PROBLEM TO SOLVE: Send back the listing, word for word.

GIVEN ENTRIES:
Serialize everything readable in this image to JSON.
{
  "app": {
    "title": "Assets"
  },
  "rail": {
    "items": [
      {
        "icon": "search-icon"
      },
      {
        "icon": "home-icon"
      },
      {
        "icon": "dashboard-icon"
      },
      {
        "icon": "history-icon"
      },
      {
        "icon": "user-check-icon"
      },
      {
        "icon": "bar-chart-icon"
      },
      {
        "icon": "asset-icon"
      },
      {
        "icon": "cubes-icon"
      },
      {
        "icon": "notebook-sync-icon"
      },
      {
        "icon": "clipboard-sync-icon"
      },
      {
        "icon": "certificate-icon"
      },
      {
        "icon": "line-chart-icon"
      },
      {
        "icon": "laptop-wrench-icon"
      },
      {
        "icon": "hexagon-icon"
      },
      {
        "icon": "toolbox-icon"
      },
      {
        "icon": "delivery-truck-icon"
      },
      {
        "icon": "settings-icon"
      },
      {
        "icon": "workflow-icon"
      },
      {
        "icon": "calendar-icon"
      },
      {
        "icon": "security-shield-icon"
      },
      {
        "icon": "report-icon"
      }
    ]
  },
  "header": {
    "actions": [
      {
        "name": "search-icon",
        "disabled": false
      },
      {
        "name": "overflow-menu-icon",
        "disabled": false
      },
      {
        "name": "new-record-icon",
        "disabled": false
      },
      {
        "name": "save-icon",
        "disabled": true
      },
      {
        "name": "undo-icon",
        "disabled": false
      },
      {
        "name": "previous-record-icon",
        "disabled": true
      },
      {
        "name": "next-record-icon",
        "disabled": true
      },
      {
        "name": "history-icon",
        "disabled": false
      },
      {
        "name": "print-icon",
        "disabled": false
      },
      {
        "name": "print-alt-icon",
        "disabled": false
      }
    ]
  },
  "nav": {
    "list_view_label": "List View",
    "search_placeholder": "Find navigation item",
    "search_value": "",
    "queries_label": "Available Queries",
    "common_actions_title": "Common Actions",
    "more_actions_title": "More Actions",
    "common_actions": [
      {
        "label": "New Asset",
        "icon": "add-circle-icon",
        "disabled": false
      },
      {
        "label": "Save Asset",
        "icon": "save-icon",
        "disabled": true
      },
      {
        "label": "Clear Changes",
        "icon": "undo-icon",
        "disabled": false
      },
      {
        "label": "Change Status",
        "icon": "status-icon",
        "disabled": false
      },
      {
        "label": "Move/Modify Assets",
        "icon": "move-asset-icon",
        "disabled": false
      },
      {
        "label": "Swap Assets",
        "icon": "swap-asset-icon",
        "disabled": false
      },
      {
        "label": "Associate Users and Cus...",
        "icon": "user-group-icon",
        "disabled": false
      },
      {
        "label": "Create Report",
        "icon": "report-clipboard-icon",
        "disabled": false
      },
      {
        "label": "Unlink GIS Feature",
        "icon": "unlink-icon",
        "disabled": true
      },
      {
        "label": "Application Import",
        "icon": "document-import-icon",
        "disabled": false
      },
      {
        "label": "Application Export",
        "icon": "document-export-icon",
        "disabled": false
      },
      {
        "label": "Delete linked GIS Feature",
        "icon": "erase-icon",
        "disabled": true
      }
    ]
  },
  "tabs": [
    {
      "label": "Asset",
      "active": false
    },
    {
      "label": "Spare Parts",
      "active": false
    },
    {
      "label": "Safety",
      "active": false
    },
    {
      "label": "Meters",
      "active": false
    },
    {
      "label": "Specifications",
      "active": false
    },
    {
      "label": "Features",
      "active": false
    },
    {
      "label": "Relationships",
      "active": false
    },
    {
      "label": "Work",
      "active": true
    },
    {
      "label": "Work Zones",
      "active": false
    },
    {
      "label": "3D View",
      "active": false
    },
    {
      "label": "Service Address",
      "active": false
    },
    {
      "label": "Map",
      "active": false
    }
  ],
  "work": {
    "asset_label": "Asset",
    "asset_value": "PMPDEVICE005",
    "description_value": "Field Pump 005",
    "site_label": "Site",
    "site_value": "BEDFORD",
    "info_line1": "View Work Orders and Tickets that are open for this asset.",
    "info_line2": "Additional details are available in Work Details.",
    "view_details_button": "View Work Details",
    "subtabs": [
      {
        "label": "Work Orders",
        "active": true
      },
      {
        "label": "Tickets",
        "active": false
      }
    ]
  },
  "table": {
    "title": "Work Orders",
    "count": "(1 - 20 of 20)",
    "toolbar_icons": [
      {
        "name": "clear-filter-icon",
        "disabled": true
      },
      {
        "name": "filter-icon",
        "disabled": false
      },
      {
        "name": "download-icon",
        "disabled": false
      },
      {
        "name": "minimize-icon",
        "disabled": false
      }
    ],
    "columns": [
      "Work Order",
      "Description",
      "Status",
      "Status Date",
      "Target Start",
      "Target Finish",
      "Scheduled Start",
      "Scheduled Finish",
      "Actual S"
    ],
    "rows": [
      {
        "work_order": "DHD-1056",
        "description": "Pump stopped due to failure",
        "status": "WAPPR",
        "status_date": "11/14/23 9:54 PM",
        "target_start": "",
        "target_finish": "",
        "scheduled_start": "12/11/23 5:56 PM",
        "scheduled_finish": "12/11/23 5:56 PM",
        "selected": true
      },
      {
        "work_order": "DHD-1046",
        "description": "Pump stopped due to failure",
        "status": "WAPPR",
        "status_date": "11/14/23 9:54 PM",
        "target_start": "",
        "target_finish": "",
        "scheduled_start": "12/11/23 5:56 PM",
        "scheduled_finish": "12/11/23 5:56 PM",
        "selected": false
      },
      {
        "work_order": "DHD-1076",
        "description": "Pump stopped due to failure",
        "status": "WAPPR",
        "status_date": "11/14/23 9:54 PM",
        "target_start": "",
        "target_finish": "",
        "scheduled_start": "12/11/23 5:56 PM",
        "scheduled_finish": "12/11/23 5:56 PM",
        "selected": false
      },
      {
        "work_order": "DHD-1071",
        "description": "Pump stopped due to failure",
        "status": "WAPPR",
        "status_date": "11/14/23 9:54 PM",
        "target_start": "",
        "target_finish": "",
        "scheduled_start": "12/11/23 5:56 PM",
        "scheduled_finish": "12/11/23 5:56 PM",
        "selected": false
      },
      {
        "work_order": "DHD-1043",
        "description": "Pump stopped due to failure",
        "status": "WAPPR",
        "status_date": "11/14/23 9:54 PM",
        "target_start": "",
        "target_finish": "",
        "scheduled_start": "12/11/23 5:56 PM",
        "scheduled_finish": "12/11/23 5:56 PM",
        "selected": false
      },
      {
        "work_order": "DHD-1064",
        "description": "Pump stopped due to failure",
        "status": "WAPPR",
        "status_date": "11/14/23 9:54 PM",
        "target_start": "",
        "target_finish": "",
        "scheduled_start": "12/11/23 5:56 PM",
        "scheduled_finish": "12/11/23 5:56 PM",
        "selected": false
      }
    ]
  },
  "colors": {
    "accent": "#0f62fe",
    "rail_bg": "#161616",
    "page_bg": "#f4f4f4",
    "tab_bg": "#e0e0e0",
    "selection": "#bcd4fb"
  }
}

TASK OUTPUT:
Serialize everything readable in this image to JSON.
{
  "app": {
    "title": "Assets"
  },
  "rail": {
    "items": [
      {
        "icon": "search-icon"
      },
      {
        "icon": "home-icon"
      },
      {
        "icon": "dashboard-icon"
      },
      {
        "icon": "history-icon"
      },
      {
        "icon": "user-check-icon"
      },
      {
        "icon": "bar-chart-icon"
      },
      {
        "icon": "asset-icon"
      },
      {
        "icon": "cubes-icon"
      },
      {
        "icon": "notebook-sync-icon"
      },
      {
        "icon": "clipboard-sync-icon"
      },
      {
        "icon": "certificate-icon"
      },
      {
        "icon": "line-chart-icon"
      },
      {
        "icon": "laptop-wrench-icon"
      },
      {
        "icon": "hexagon-icon"
      },
      {
        "icon": "toolbox-icon"
      },
      {
        "icon": "delivery-truck-icon"
      },
      {
        "icon": "settings-icon"
      },
      {
        "icon": "workflow-icon"
      },
      {
        "icon": "calendar-icon"
      },
      {
        "icon": "security-shield-icon"
      },
      {
        "icon": "report-icon"
      }
    ]
  },
  "header": {
    "actions": [
      {
        "name": "search-icon",
        "disabled": false
      },
      {
        "name": "overflow-menu-icon",
        "disabled": false
      },
      {
        "name": "new-record-icon",
        "disabled": false
      },
      {
        "name": "save-icon",
        "disabled": true
      },
      {
        "name": "undo-icon",
        "disabled": false
      },
      {
        "name": "previous-record-icon",
        "disabled": true
      },
      {
        "name": "next-record-icon",
        "disabled": true
      },
      {
        "name": "history-icon",
        "disabled": false
      },
      {
        "name": "print-icon",
        "disabled": false
      },
      {
        "name": "print-alt-icon",
        "disabled": false
      }
    ]
  },
  "nav": {
    "list_view_label": "List View",
    "search_placeholder": "Find navigation item",
    "search_value": "",
    "queries_label": "Available Queries",
    "common_actions_title": "Common Actions",
    "more_actions_title": "More Actions",
    "common_actions": [
      {
        "label": "New Asset",
        "icon": "add-circle-icon",
        "disabled": false
      },
      {
        "label": "Save Asset",
        "icon": "save-icon",
        "disabled": true
      },
      {
        "label": "Clear Changes",
        "icon": "undo-icon",
        "disabled": false
      },
      {
        "label": "Change Status",
        "icon": "status-icon",
        "disabled": false
      },
      {
        "label": "Move/Modify Assets",
        "icon": "move-asset-icon",
        "disabled": false
      },
      {
        "label": "Swap Assets",
        "icon": "swap-asset-icon",
        "disabled": false
      },
      {
        "label": "Associate Users and Cus...",
        "icon": "user-group-icon",
        "disabled": false
      },
      {
        "label": "Create Report",
        "icon": "report-clipboard-icon",
        "disabled": false
      },
      {
        "label": "Unlink GIS Feature",
        "icon": "unlink-icon",
        "disabled": true
      },
      {
        "label": "Application Import",
        "icon": "document-import-icon",
        "disabled": false
      },
      {
        "label": "Application Export",
        "icon": "document-export-icon",
        "disabled": false
      },
      {
        "label": "Delete linked GIS Feature",
        "icon": "erase-icon",
        "disabled": true
      }
    ]
  },
  "tabs": [
    {
      "label": "Asset",
      "active": false
    },
    {
      "label": "Spare Parts",
      "active": false
    },
    {
      "label": "Safety",
      "active": false
    },
    {
      "label": "Meters",
      "active": false
    },
    {
      "label": "Specifications",
      "active": false
    },
    {
      "label": "Features",
      "active": false
    },
    {
      "label": "Relationships",
      "active": false
    },
    {
      "label": "Work",
      "active": true
    },
    {
      "label": "Work Zones",
      "active": false
    },
    {
      "label": "3D View",
      "active": false
    },
    {
      "label": "Service Address",
      "active": false
    },
    {
      "label": "Map",
      "active": false
    }
  ],
  "work": {
    "asset_label": "Asset",
    "asset_value": "PMPDEVICE005",
    "description_value": "Field Pump 005",
    "site_label": "Site",
    "site_value": "BEDFORD",
    "info_line1": "View Work Orders and Tickets that are open for this asset.",
    "info_line2": "Additional details are available in Work Details.",
    "view_details_button": "View Work Details",
    "subtabs": [
      {
        "label": "Work Orders",
        "active": true
      },
      {
        "label": "Tickets",
        "active": false
      }
    ]
  },
  "table": {
    "title": "Work Orders",
    "count": "(1 - 20 of 20)",
    "toolbar_icons": [
      {
        "name": "clear-filter-icon",
        "disabled": true
      },
      {
        "name": "filter-icon",
        "disabled": false
      },
      {
        "name": "download-icon",
        "disabled": false
      },
      {
        "name": "minimize-icon",
        "disabled": false
      }
    ],
    "columns": [
      "Work Order",
      "Description",
      "Status",
      "Status Date",
      "Target Start",
      "Target Finish",
      "Scheduled Start",
      "Scheduled Finish",
      "Actual S"
    ],
    "rows": [
      {
        "work_order": "DHD-1056",
        "description": "Pump stopped due to failure",
        "status": "WAPPR",
        "status_date": "11/14/23 9:54 PM",
        "target_start": "",
        "target_finish": "",
        "scheduled_start": "12/11/23 5:56 PM",
        "scheduled_finish": "12/11/23 5:56 PM",
        "selected": true
      },
      {
        "work_order": "DHD-1046",
        "description": "Pump stopped due to failure",
        "status": "WAPPR",
        "status_date": "11/14/23 9:54 PM",
        "target_start": "",
        "target_finish": "",
        "scheduled_start": "12/11/23 5:56 PM",
        "scheduled_finish": "12/11/23 5:56 PM",
        "selected": false
      },
      {
        "work_order": "DHD-1076",
        "description": "Pump stopped due to failure",
        "status": "WAPPR",
        "status_date": "11/14/23 9:54 PM",
        "target_start": "",
        "target_finish": "",
        "scheduled_start": "12/11/23 5:56 PM",
        "scheduled_finish": "12/11/23 5:56 PM",
        "selected": false
      },
      {
        "work_order": "DHD-1071",
        "description": "Pump stopped due to failure",
        "status": "WAPPR",
        "status_date": "11/14/23 9:54 PM",
        "target_start": "",
        "target_finish": "",
        "scheduled_start": "12/11/23 5:56 PM",
        "scheduled_finish": "12/11/23 5:56 PM",
        "selected": false
      },
      {
        "work_order": "DHD-1043",
        "description": "Pump stopped due to failure",
        "status": "WAPPR",
        "status_date": "11/14/23 9:54 PM",
        "target_start": "",
        "target_finish": "",
        "scheduled_start": "12/11/23 5:56 PM",
        "scheduled_finish": "12/11/23 5:56 PM",
        "selected": false
      },
      {
        "work_order": "DHD-1064",
        "description": "Pump stopped due to failure",
        "status": "WAPPR",
        "status_date": "11/14/23 9:54 PM",
        "target_start": "",
        "target_finish": "",
        "scheduled_start": "12/11/23 5:56 PM",
        "scheduled_finish": "12/11/23 5:56 PM",
        "selected": false
      }
    ]
  },
  "colors": {
    "accent": "#0f62fe",
    "rail_bg": "#161616",
    "page_bg": "#f4f4f4",
    "tab_bg": "#e0e0e0",
    "selection": "#bcd4fb"
  }
}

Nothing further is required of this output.